Many of these borrowers face large increases in mortgage repayments as their fixed rate terms expire in coming the months.
The RBA’s Securitisation Dataset indicates that about 35% of outstanding mortgage debt is fixed. About 70% of that debt is due to roll onto variable loans this year. Those households face a sharp increase in servicing costs as they shift onto a rate that is substantially higher.
This increase will be countered to a degree by large savings made throughout the cheap fixed period.
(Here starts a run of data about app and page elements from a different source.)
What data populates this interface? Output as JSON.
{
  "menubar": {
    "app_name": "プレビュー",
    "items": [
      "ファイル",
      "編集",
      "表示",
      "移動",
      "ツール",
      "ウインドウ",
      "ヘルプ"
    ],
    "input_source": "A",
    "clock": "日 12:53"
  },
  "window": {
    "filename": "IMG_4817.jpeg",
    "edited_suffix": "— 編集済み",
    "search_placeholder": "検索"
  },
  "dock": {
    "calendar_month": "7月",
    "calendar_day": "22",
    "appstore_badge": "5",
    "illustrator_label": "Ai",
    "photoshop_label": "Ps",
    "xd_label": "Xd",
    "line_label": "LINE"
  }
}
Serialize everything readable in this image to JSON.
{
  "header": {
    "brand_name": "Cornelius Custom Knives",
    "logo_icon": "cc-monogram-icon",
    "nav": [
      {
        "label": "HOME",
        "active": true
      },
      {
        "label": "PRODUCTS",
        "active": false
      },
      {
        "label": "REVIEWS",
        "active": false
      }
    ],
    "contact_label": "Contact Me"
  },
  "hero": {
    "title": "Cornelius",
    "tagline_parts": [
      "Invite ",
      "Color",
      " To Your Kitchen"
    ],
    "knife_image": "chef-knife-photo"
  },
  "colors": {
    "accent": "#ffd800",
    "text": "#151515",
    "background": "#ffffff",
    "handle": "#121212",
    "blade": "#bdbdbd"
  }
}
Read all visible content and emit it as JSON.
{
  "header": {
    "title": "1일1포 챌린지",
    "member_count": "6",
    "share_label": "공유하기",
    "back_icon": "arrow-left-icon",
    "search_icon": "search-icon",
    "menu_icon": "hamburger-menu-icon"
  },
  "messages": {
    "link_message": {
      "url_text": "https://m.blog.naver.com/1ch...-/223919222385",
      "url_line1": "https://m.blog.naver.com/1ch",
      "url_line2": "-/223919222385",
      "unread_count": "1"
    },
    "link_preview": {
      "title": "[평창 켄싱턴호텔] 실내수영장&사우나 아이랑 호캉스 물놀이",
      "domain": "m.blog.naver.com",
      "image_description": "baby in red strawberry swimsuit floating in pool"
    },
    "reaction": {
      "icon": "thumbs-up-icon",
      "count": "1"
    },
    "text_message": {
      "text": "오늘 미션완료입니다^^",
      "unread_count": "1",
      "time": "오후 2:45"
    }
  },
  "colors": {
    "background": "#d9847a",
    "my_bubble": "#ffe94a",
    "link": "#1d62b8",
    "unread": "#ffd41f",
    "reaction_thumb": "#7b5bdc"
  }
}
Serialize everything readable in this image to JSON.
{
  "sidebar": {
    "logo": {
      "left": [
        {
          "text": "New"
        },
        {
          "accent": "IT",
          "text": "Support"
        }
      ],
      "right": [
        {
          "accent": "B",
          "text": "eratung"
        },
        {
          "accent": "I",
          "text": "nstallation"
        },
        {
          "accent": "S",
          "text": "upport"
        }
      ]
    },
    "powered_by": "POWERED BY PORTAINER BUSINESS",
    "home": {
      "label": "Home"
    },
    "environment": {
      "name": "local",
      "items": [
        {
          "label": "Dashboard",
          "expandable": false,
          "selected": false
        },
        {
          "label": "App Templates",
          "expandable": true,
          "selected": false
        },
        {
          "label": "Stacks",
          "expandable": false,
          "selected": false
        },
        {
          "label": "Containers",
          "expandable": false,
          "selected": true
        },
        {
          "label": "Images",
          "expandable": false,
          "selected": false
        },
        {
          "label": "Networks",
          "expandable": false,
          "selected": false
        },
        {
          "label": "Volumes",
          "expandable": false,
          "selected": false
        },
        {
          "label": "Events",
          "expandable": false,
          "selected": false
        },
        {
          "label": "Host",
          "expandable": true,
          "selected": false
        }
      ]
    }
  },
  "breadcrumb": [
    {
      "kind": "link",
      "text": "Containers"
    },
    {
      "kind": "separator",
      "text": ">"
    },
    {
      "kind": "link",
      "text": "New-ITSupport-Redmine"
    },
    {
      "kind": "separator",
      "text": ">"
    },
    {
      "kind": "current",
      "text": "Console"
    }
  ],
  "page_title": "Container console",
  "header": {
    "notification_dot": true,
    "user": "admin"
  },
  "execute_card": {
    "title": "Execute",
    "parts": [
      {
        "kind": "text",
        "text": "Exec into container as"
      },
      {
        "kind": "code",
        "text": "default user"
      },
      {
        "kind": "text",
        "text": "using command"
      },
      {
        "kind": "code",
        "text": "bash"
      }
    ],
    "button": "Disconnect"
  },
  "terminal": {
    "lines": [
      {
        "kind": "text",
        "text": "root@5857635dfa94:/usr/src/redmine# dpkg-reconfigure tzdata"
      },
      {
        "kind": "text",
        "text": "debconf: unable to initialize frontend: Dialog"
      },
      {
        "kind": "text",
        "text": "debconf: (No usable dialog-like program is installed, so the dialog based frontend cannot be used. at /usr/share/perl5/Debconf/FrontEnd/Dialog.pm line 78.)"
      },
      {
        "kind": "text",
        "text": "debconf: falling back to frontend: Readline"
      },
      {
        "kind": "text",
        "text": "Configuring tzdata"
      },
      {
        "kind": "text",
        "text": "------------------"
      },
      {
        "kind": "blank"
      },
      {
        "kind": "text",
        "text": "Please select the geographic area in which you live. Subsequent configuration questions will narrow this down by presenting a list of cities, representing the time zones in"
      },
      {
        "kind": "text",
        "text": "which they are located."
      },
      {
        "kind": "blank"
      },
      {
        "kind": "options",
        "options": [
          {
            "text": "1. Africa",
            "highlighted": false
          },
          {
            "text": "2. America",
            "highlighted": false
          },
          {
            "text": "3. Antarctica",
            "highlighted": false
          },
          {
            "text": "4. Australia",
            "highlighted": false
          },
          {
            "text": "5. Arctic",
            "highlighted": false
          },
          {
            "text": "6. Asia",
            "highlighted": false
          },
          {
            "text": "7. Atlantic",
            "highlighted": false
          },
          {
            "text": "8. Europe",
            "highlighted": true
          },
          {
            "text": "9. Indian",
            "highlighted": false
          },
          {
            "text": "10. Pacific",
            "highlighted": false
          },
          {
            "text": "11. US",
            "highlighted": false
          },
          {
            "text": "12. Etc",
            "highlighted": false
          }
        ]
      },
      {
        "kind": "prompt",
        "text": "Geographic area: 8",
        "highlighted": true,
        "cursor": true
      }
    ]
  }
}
And for those who are able to refinance with a different lender, the current level of competition – with less buoyant credit conditions seeing many lenders offering discounts – will also provide some respite.
In addition to liquidity buffers, strong home price growth through the pandemic means many households have substantial equity buffers in their homes.
The tight labour market conditions also provide a safety net for many households.
Banks will also be working with their customers to minimise this hangover, or cliff, as some have termed.
However, there is no doubt that this will be a challenging period, with substantial budgetary adjustments required in the face of cost-of-living pressures biting elsewhere.
For the most part, homeowners are likely to prioritise their mortgage repayments, and household spending will decline preventing mortgage defaults or a significant number of distressed sales.
As such, it is expected that consumer spending will slow sharply in the coming months as the full impact of higher interest rates already delivered catches up.
All told, the housing market bottoming-out process looks to have begun.
Sourced from realestate.com.au